WHAT IS EXPECTED: What comes back must be the data itself, retyped exactly.

[Opening AVAILABLE RECORDS section]

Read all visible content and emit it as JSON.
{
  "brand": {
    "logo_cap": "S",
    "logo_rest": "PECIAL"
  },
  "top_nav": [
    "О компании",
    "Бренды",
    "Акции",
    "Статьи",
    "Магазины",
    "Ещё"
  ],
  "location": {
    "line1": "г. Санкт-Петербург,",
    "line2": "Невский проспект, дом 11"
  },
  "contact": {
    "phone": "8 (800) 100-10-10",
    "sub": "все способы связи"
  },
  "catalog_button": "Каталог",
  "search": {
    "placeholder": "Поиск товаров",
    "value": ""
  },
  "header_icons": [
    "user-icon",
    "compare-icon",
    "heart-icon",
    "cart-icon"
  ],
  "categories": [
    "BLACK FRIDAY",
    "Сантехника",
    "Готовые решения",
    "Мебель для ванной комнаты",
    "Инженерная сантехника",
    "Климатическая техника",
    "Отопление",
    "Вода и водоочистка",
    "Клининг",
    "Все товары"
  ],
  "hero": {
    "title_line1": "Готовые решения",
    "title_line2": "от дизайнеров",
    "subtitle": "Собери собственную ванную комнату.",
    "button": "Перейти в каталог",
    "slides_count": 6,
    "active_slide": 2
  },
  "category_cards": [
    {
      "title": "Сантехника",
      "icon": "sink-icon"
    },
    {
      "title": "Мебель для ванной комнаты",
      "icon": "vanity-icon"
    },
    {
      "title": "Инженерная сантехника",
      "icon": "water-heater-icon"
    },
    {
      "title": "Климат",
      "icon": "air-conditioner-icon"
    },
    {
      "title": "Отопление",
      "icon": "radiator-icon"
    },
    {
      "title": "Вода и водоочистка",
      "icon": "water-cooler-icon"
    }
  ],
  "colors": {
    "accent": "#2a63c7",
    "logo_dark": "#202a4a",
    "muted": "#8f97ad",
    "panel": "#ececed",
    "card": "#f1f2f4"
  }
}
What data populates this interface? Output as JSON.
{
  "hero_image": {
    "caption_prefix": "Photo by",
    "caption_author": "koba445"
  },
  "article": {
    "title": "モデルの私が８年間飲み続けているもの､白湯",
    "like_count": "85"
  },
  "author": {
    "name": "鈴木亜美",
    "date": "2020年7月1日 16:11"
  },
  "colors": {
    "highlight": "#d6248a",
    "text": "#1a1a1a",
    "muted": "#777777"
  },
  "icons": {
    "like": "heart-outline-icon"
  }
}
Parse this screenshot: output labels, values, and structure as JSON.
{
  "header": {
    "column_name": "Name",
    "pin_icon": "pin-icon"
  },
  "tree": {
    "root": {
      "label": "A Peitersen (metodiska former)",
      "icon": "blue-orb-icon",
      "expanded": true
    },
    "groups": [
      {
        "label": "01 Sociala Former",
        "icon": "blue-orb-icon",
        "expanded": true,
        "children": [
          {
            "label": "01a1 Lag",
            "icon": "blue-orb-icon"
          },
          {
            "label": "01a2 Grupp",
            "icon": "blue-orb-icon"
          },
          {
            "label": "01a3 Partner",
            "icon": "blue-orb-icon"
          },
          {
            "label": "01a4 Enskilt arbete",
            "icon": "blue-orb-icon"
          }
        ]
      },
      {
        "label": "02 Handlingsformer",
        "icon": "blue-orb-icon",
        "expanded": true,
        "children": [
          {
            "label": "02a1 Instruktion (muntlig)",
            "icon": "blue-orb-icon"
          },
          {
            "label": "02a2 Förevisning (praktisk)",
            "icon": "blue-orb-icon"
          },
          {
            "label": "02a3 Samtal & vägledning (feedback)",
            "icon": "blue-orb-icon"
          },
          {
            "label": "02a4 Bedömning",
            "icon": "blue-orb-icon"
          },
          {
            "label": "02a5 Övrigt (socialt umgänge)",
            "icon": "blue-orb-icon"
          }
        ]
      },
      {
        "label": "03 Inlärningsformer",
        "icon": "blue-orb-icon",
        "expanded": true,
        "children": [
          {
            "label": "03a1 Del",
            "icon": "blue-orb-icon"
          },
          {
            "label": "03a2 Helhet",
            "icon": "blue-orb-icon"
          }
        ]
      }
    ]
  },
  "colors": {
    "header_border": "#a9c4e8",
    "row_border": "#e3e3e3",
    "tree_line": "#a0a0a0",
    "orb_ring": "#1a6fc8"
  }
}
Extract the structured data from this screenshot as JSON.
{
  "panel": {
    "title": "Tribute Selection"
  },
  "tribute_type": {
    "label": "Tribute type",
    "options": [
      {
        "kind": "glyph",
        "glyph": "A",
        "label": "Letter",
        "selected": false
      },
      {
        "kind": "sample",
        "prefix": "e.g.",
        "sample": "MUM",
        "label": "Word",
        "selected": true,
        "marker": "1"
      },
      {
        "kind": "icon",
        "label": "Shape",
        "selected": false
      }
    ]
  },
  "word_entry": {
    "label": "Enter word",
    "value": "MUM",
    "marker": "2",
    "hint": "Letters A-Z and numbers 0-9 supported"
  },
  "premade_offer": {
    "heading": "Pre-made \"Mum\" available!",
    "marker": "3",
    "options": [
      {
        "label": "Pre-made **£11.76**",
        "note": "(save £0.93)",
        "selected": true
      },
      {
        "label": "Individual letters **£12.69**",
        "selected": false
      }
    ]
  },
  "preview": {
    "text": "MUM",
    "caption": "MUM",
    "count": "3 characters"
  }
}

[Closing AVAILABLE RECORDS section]

RESPONSE TO THIS EXERCISE:
Read all visible content and emit it as JSON.
{
  "brand": {
    "logo_cap": "S",
    "logo_rest": "PECIAL"
  },
  "top_nav": [
    "О компании",
    "Бренды",
    "Акции",
    "Статьи",
    "Магазины",
    "Ещё"
  ],
  "location": {
    "line1": "г. Санкт-Петербург,",
    "line2": "Невский проспект, дом 11"
  },
  "contact": {
    "phone": "8 (800) 100-10-10",
    "sub": "все способы связи"
  },
  "catalog_button": "Каталог",
  "search": {
    "placeholder": "Поиск товаров",
    "value": ""
  },
  "header_icons": [
    "user-icon",
    "compare-icon",
    "heart-icon",
    "cart-icon"
  ],
  "categories": [
    "BLACK FRIDAY",
    "Сантехника",
    "Готовые решения",
    "Мебель для ванной комнаты",
    "Инженерная сантехника",
    "Климатическая техника",
    "Отопление",
    "Вода и водоочистка",
    "Клининг",
    "Все товары"
  ],
  "hero": {
    "title_line1": "Готовые решения",
    "title_line2": "от дизайнеров",
    "subtitle": "Собери собственную ванную комнату.",
    "button": "Перейти в каталог",
    "slides_count": 6,
    "active_slide": 2
  },
  "category_cards": [
    {
      "title": "Сантехника",
      "icon": "sink-icon"
    },
    {
      "title": "Мебель для ванной комнаты",
      "icon": "vanity-icon"
    },
    {
      "title": "Инженерная сантехника",
      "icon": "water-heater-icon"
    },
    {
      "title": "Климат",
      "icon": "air-conditioner-icon"
    },
    {
      "title": "Отопление",
      "icon": "radiator-icon"
    },
    {
      "title": "Вода и водоочистка",
      "icon": "water-cooler-icon"
    }
  ],
  "colors": {
    "accent": "#2a63c7",
    "logo_dark": "#202a4a",
    "muted": "#8f97ad",
    "panel": "#ececed",
    "card": "#f1f2f4"
  }
}
What data populates this interface? Output as JSON.
{
  "hero_image": {
    "caption_prefix": "Photo by",
    "caption_author": "koba445"
  },
  "article": {
    "title": "モデルの私が８年間飲み続けているもの､白湯",
    "like_count": "85"
  },
  "author": {
    "name": "鈴木亜美",
    "date": "2020年7月1日 16:11"
  },
  "colors": {
    "highlight": "#d6248a",
    "text": "#1a1a1a",
    "muted": "#777777"
  },
  "icons": {
    "like": "heart-outline-icon"
  }
}
Parse this screenshot: output labels, values, and structure as JSON.
{
  "header": {
    "column_name": "Name",
    "pin_icon": "pin-icon"
  },
  "tree": {
    "root": {
      "label": "A Peitersen (metodiska former)",
      "icon": "blue-orb-icon",
      "expanded": true
    },
    "groups": [
      {
        "label": "01 Sociala Former",
        "icon": "blue-orb-icon",
        "expanded": true,
        "children": [
          {
            "label": "01a1 Lag",
            "icon": "blue-orb-icon"
          },
          {
            "label": "01a2 Grupp",
            "icon": "blue-orb-icon"
          },
          {
            "label": "01a3 Partner",
            "icon": "blue-orb-icon"
          },
          {
            "label": "01a4 Enskilt arbete",
            "icon": "blue-orb-icon"
          }
        ]
      },
      {
        "label": "02 Handlingsformer",
        "icon": "blue-orb-icon",
        "expanded": true,
        "children": [
          {
            "label": "02a1 Instruktion (muntlig)",
            "icon": "blue-orb-icon"
          },
          {
            "label": "02a2 Förevisning (praktisk)",
            "icon": "blue-orb-icon"
          },
          {
            "label": "02a3 Samtal & vägledning (feedback)",
            "icon": "blue-orb-icon"
          },
          {
            "label": "02a4 Bedömning",
            "icon": "blue-orb-icon"
          },
          {
            "label": "02a5 Övrigt (socialt umgänge)",
            "icon": "blue-orb-icon"
          }
        ]
      },
      {
        "label": "03 Inlärningsformer",
        "icon": "blue-orb-icon",
        "expanded": true,
        "children": [
          {
            "label": "03a1 Del",
            "icon": "blue-orb-icon"
          },
          {
            "label": "03a2 Helhet",
            "icon": "blue-orb-icon"
          }
        ]
      }
    ]
  },
  "colors": {
    "header_border": "#a9c4e8",
    "row_border": "#e3e3e3",
    "tree_line": "#a0a0a0",
    "orb_ring": "#1a6fc8"
  }
}
Extract the structured data from this screenshot as JSON.
{
  "panel": {
    "title": "Tribute Selection"
  },
  "tribute_type": {
    "label": "Tribute type",
    "options": [
      {
        "kind": "glyph",
        "glyph": "A",
        "label": "Letter",
        "selected": false
      },
      {
        "kind": "sample",
        "prefix": "e.g.",
        "sample": "MUM",
        "label": "Word",
        "selected": true,
        "marker": "1"
      },
      {
        "kind": "icon",
        "label": "Shape",
        "selected": false
      }
    ]
  },
  "word_entry": {
    "label": "Enter word",
    "value": "MUM",
    "marker": "2",
    "hint": "Letters A-Z and numbers 0-9 supported"
  },
  "premade_offer": {
    "heading": "Pre-made \"Mum\" available!",
    "marker": "3",
    "options": [
      {
        "label": "Pre-made **£11.76**",
        "note": "(save £0.93)",
        "selected": true
      },
      {
        "label": "Individual letters **£12.69**",
        "selected": false
      }
    ]
  },
  "preview": {
    "text": "MUM",
    "caption": "MUM",
    "count": "3 characters"
  }
}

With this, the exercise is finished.